-- The records follows --

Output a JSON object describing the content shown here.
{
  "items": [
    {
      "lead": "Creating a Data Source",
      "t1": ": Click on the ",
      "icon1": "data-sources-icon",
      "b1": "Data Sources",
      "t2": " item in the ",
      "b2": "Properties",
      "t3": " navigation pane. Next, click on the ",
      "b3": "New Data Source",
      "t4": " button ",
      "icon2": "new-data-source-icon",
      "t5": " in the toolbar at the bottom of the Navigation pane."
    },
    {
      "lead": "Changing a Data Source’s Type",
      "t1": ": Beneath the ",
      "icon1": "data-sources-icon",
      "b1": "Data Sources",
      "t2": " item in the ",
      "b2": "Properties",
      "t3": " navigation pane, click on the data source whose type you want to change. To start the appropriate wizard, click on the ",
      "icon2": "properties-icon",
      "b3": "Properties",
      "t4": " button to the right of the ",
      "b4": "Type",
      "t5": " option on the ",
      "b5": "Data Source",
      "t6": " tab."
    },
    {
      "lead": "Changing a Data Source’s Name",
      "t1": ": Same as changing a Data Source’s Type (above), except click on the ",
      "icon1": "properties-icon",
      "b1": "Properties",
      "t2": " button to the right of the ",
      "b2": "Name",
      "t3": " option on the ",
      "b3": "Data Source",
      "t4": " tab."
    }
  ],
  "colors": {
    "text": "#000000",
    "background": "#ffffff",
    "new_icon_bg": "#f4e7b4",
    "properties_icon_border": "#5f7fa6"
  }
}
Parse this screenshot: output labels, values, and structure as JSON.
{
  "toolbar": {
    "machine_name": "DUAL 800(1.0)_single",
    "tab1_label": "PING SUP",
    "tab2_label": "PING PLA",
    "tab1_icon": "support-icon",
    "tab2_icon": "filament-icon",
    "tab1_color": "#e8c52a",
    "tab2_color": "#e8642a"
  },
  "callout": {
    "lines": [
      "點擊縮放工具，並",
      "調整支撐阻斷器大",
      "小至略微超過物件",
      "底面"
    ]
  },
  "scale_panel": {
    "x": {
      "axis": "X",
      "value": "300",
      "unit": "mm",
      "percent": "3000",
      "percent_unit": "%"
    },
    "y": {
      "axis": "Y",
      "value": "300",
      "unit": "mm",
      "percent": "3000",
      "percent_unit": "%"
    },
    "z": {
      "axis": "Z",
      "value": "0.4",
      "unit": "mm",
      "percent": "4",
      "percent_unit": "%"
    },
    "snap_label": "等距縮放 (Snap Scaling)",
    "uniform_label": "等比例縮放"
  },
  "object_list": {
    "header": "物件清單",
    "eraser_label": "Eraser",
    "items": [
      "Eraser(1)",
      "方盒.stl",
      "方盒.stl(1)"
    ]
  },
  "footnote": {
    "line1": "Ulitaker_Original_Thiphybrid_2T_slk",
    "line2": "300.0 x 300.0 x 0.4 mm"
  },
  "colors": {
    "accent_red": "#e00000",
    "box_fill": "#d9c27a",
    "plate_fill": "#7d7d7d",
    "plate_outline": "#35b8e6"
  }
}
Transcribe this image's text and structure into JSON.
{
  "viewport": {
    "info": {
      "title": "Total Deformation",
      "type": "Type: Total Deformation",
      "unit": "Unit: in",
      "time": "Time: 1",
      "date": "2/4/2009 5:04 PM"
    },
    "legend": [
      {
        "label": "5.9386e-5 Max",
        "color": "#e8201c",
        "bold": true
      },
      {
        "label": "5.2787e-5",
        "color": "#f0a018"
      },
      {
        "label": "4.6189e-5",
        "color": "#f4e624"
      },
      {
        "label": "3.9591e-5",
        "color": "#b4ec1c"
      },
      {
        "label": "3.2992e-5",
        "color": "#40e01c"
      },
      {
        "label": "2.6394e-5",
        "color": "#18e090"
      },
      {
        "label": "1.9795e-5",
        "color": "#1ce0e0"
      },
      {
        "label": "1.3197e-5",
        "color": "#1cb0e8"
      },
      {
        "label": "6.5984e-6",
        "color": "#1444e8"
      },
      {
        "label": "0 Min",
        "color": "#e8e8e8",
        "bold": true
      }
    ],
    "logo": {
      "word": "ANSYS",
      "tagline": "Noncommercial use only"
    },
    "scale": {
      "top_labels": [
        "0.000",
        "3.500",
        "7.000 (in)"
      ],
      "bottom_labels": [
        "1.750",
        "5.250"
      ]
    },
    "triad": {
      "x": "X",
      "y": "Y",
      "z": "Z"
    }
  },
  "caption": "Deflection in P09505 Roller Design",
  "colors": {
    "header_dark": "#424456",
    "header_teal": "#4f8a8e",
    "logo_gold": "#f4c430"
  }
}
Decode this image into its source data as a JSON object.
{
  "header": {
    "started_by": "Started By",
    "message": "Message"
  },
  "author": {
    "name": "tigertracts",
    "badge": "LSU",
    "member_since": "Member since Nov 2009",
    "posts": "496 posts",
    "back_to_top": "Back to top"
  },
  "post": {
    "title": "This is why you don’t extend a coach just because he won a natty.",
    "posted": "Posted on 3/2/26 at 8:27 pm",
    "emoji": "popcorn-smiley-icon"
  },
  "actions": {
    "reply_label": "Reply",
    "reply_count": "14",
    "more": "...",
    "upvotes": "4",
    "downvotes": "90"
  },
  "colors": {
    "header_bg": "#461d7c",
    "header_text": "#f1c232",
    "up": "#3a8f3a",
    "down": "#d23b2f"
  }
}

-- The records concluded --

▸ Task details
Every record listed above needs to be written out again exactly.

▸ Output of the task
Output a JSON object describing the content shown here.
{
  "items": [
    {
      "lead": "Creating a Data Source",
      "t1": ": Click on the ",
      "icon1": "data-sources-icon",
      "b1": "Data Sources",
      "t2": " item in the ",
      "b2": "Properties",
      "t3": " navigation pane. Next, click on the ",
      "b3": "New Data Source",
      "t4": " button ",
      "icon2": "new-data-source-icon",
      "t5": " in the toolbar at the bottom of the Navigation pane."
    },
    {
      "lead": "Changing a Data Source’s Type",
      "t1": ": Beneath the ",
      "icon1": "data-sources-icon",
      "b1": "Data Sources",
      "t2": " item in the ",
      "b2": "Properties",
      "t3": " navigation pane, click on the data source whose type you want to change. To start the appropriate wizard, click on the ",
      "icon2": "properties-icon",
      "b3": "Properties",
      "t4": " button to the right of the ",
      "b4": "Type",
      "t5": " option on the ",
      "b5": "Data Source",
      "t6": " tab."
    },
    {
      "lead": "Changing a Data Source’s Name",
      "t1": ": Same as changing a Data Source’s Type (above), except click on the ",
      "icon1": "properties-icon",
      "b1": "Properties",
      "t2": " button to the right of the ",
      "b2": "Name",
      "t3": " option on the ",
      "b3": "Data Source",
      "t4": " tab."
    }
  ],
  "colors": {
    "text": "#000000",
    "background": "#ffffff",
    "new_icon_bg": "#f4e7b4",
    "properties_icon_border": "#5f7fa6"
  }
}
Parse this screenshot: output labels, values, and structure as JSON.
{
  "toolbar": {
    "machine_name": "DUAL 800(1.0)_single",
    "tab1_label": "PING SUP",
    "tab2_label": "PING PLA",
    "tab1_icon": "support-icon",
    "tab2_icon": "filament-icon",
    "tab1_color": "#e8c52a",
    "tab2_color": "#e8642a"
  },
  "callout": {
    "lines": [
      "點擊縮放工具，並",
      "調整支撐阻斷器大",
      "小至略微超過物件",
      "底面"
    ]
  },
  "scale_panel": {
    "x": {
      "axis": "X",
      "value": "300",
      "unit": "mm",
      "percent": "3000",
      "percent_unit": "%"
    },
    "y": {
      "axis": "Y",
      "value": "300",
      "unit": "mm",
      "percent": "3000",
      "percent_unit": "%"
    },
    "z": {
      "axis": "Z",
      "value": "0.4",
      "unit": "mm",
      "percent": "4",
      "percent_unit": "%"
    },
    "snap_label": "等距縮放 (Snap Scaling)",
    "uniform_label": "等比例縮放"
  },
  "object_list": {
    "header": "物件清單",
    "eraser_label": "Eraser",
    "items": [
      "Eraser(1)",
      "方盒.stl",
      "方盒.stl(1)"
    ]
  },
  "footnote": {
    "line1": "Ulitaker_Original_Thiphybrid_2T_slk",
    "line2": "300.0 x 300.0 x 0.4 mm"
  },
  "colors": {
    "accent_red": "#e00000",
    "box_fill": "#d9c27a",
    "plate_fill": "#7d7d7d",
    "plate_outline": "#35b8e6"
  }
}
Transcribe this image's text and structure into JSON.
{
  "viewport": {
    "info": {
      "title": "Total Deformation",
      "type": "Type: Total Deformation",
      "unit": "Unit: in",
      "time": "Time: 1",
      "date": "2/4/2009 5:04 PM"
    },
    "legend": [
      {
        "label": "5.9386e-5 Max",
        "color": "#e8201c",
        "bold": true
      },
      {
        "label": "5.2787e-5",
        "color": "#f0a018"
      },
      {
        "label": "4.6189e-5",
        "color": "#f4e624"
      },
      {
        "label": "3.9591e-5",
        "color": "#b4ec1c"
      },
      {
        "label": "3.2992e-5",
        "color": "#40e01c"
      },
      {
        "label": "2.6394e-5",
        "color": "#18e090"
      },
      {
        "label": "1.9795e-5",
        "color": "#1ce0e0"
      },
      {
        "label": "1.3197e-5",
        "color": "#1cb0e8"
      },
      {
        "label": "6.5984e-6",
        "color": "#1444e8"
      },
      {
        "label": "0 Min",
        "color": "#e8e8e8",
        "bold": true
      }
    ],
    "logo": {
      "word": "ANSYS",
      "tagline": "Noncommercial use only"
    },
    "scale": {
      "top_labels": [
        "0.000",
        "3.500",
        "7.000 (in)"
      ],
      "bottom_labels": [
        "1.750",
        "5.250"
      ]
    },
    "triad": {
      "x": "X",
      "y": "Y",
      "z": "Z"
    }
  },
  "caption": "Deflection in P09505 Roller Design",
  "colors": {
    "header_dark": "#424456",
    "header_teal": "#4f8a8e",
    "logo_gold": "#f4c430"
  }
}
Decode this image into its source data as a JSON object.
{
  "header": {
    "started_by": "Started By",
    "message": "Message"
  },
  "author": {
    "name": "tigertracts",
    "badge": "LSU",
    "member_since": "Member since Nov 2009",
    "posts": "496 posts",
    "back_to_top": "Back to top"
  },
  "post": {
    "title": "This is why you don’t extend a coach just because he won a natty.",
    "posted": "Posted on 3/2/26 at 8:27 pm",
    "emoji": "popcorn-smiley-icon"
  },
  "actions": {
    "reply_label": "Reply",
    "reply_count": "14",
    "more": "...",
    "upvotes": "4",
    "downvotes": "90"
  },
  "colors": {
    "header_bg": "#461d7c",
    "header_text": "#f1c232",
    "up": "#3a8f3a",
    "down": "#d23b2f"
  }
}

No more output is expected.